For so many survivors of abuse, it became a survival skill to learn not to say no. We are often so fearful of being hurt further that we train ourselves to stop saying no to our abusers. Over time, or even with a single instance of abuse, we grow to fear saying no to other people, too. After seeing the dark side of humanity, after experiencing abuse, we often lose our self-confidence, making it even more difficult for us to say no. Also, especially for those abused as children, we grow to feel an enormous responsibility for others' emotions - that their happiness relies on us. Sometimes, on top of everything else, saying no feels like we're hurting someone else or depriving them of happiness. Often, we end up sacrificing our own wants out of a combination of all of these things.
For many of us, this might have led into unwanted relationships, unwanted sex, possibly even drug or alcohol use because we feel that we must do those things or fear retribution. The instinct to comply is a very, very hard one to shake - as it had indeed become a survival tactic, and saying no feels like you're putting yourself in danger.
But - there are ways to learn to say no, to regain that confidence, while acknowledging why your brain instilled that instinct into you. The best way to start is always to start small. Start by saying no in a relatively safe environment. For example - if you're out eating at a restaurant, say no to extra fries or coleslaw, or say no to lemon in your water. Practice saying no in an environment where the worst consequence is that your water won't be lemony. I know how silly it sounds, but practice it.
When you gain some confidence, try the next step up - say no or 'no thank you' when someone you know offers you a glass of water or something. Move from being in an impersonal place to a personal one, but still, start small. Over time, keep bumping up the level to which you say no (and remember, you can change your mind immediately after you say no if you want to!), until you feel a bit more confident. As silly as it sounds, practicing is a great way to build confidence and reclaim some of your rights to your wants and needs.

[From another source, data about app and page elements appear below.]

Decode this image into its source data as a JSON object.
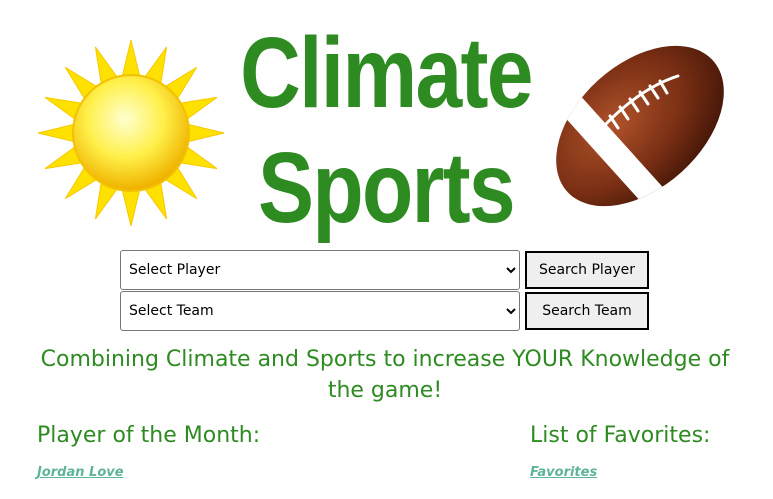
{
  "header": {
    "title_line1": "Climate",
    "title_line2": "Sports",
    "left_image_icon": "sun-icon",
    "right_image_icon": "football-icon"
  },
  "search": {
    "player_select": {
      "selected": "Select Player",
      "options": [
        "Select Player"
      ]
    },
    "player_button": "Search Player",
    "team_select": {
      "selected": "Select Team",
      "options": [
        "Select Team"
      ]
    },
    "team_button": "Search Team"
  },
  "tagline": "Combining Climate and Sports to increase YOUR Knowledge of the game!",
  "player_of_month": {
    "heading": "Player of the Month:",
    "link_text": "Jordan Love"
  },
  "favorites": {
    "heading": "List of Favorites:",
    "link_text": "Favorites"
  },
  "colors": {
    "title_green": "#2e8b22",
    "link_teal": "#5fb39a",
    "sun_yellow": "#ffe600",
    "ball_brown": "#6e2a12"
  }
}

So this week's questions are:
- Do you have difficulty saying no? If so, what is the hardest thing to say no to?
- Do you fear specific consequences when saying no?
- What are some safe places for you to practice saying no?